▶ **PROBLEM TO SOLVE**: Print the data that follows word for word, leaving out any picture.

▶ **INPUT DATA**:

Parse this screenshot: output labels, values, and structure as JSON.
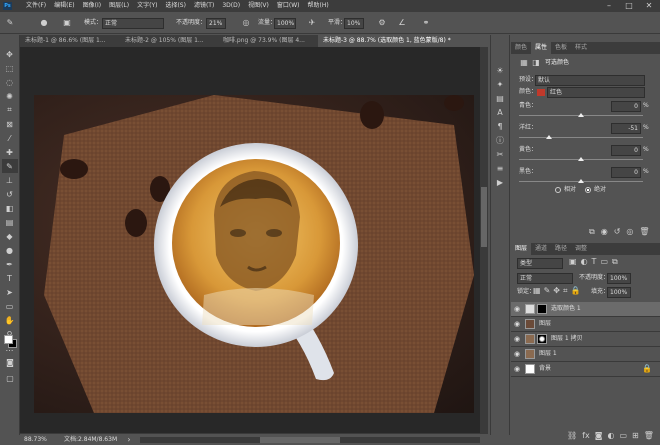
{
  "menu": [
    "文件(F)",
    "编辑(E)",
    "图像(I)",
    "图层(L)",
    "文字(Y)",
    "选择(S)",
    "滤镜(T)",
    "3D(D)",
    "视图(V)",
    "窗口(W)",
    "帮助(H)"
  ],
  "options": {
    "mode_label": "模式：",
    "mode_value": "正常",
    "opacity_label": "不透明度：",
    "opacity_value": "21%",
    "flow_label": "流量：",
    "flow_value": "100%",
    "smooth_label": "平滑：",
    "smooth_value": "10%"
  },
  "tabs": [
    "未标题-1 @ 86.6% (图层 1...",
    "未标题-2 @ 105% (图层 1...",
    "咖啡.png @ 73.9% (图层 4...",
    "未标题-3 @ 88.7% (选取颜色 1, 蓝色蒙版/8) *"
  ],
  "status": {
    "zoom": "88.73%",
    "doc": "文档:2.84M/8.63M"
  },
  "panel_tabs_top": [
    "颜色",
    "属性",
    "色板",
    "样式"
  ],
  "properties": {
    "title": "可选颜色",
    "preset_label": "预设：",
    "preset_value": "默认",
    "colors_label": "颜色：",
    "colors_value": "红色",
    "swatch_color": "#c0392b",
    "sliders": [
      {
        "label": "青色：",
        "value": "0",
        "unit": "%",
        "fraction": 0.5
      },
      {
        "label": "洋红：",
        "value": "-51",
        "unit": "%",
        "fraction": 0.245
      },
      {
        "label": "黄色：",
        "value": "0",
        "unit": "%",
        "fraction": 0.5
      },
      {
        "label": "黑色：",
        "value": "0",
        "unit": "%",
        "fraction": 0.5
      }
    ],
    "relative": "相对",
    "absolute": "绝对"
  },
  "layers_panel": {
    "tabs": [
      "图层",
      "通道",
      "路径",
      "调整"
    ],
    "kind": "类型",
    "blend": "正常",
    "opacity_label": "不透明度：",
    "opacity_value": "100%",
    "lock_label": "锁定：",
    "fill_label": "填充：",
    "fill_value": "100%",
    "layers": [
      {
        "name": "选取颜色 1",
        "selected": true
      },
      {
        "name": "图层",
        "selected": false
      },
      {
        "name": "图层 1 拷贝",
        "selected": false
      },
      {
        "name": "图层 1",
        "selected": false
      },
      {
        "name": "背景",
        "selected": false
      }
    ]
  }
}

▶ **RESULT FOR THIS EXERCISE**:
Parse this screenshot: output labels, values, and structure as JSON.
{
  "menu": [
    "文件(F)",
    "编辑(E)",
    "图像(I)",
    "图层(L)",
    "文字(Y)",
    "选择(S)",
    "滤镜(T)",
    "3D(D)",
    "视图(V)",
    "窗口(W)",
    "帮助(H)"
  ],
  "options": {
    "mode_label": "模式：",
    "mode_value": "正常",
    "opacity_label": "不透明度：",
    "opacity_value": "21%",
    "flow_label": "流量：",
    "flow_value": "100%",
    "smooth_label": "平滑：",
    "smooth_value": "10%"
  },
  "tabs": [
    "未标题-1 @ 86.6% (图层 1...",
    "未标题-2 @ 105% (图层 1...",
    "咖啡.png @ 73.9% (图层 4...",
    "未标题-3 @ 88.7% (选取颜色 1, 蓝色蒙版/8) *"
  ],
  "status": {
    "zoom": "88.73%",
    "doc": "文档:2.84M/8.63M"
  },
  "panel_tabs_top": [
    "颜色",
    "属性",
    "色板",
    "样式"
  ],
  "properties": {
    "title": "可选颜色",
    "preset_label": "预设：",
    "preset_value": "默认",
    "colors_label": "颜色：",
    "colors_value": "红色",
    "swatch_color": "#c0392b",
    "sliders": [
      {
        "label": "青色：",
        "value": "0",
        "unit": "%",
        "fraction": 0.5
      },
      {
        "label": "洋红：",
        "value": "-51",
        "unit": "%",
        "fraction": 0.245
      },
      {
        "label": "黄色：",
        "value": "0",
        "unit": "%",
        "fraction": 0.5
      },
      {
        "label": "黑色：",
        "value": "0",
        "unit": "%",
        "fraction": 0.5
      }
    ],
    "relative": "相对",
    "absolute": "绝对"
  },
  "layers_panel": {
    "tabs": [
      "图层",
      "通道",
      "路径",
      "调整"
    ],
    "kind": "类型",
    "blend": "正常",
    "opacity_label": "不透明度：",
    "opacity_value": "100%",
    "lock_label": "锁定：",
    "fill_label": "填充：",
    "fill_value": "100%",
    "layers": [
      {
        "name": "选取颜色 1",
        "selected": true
      },
      {
        "name": "图层",
        "selected": false
      },
      {
        "name": "图层 1 拷贝",
        "selected": false
      },
      {
        "name": "图层 1",
        "selected": false
      },
      {
        "name": "背景",
        "selected": false
      }
    ]
  }
}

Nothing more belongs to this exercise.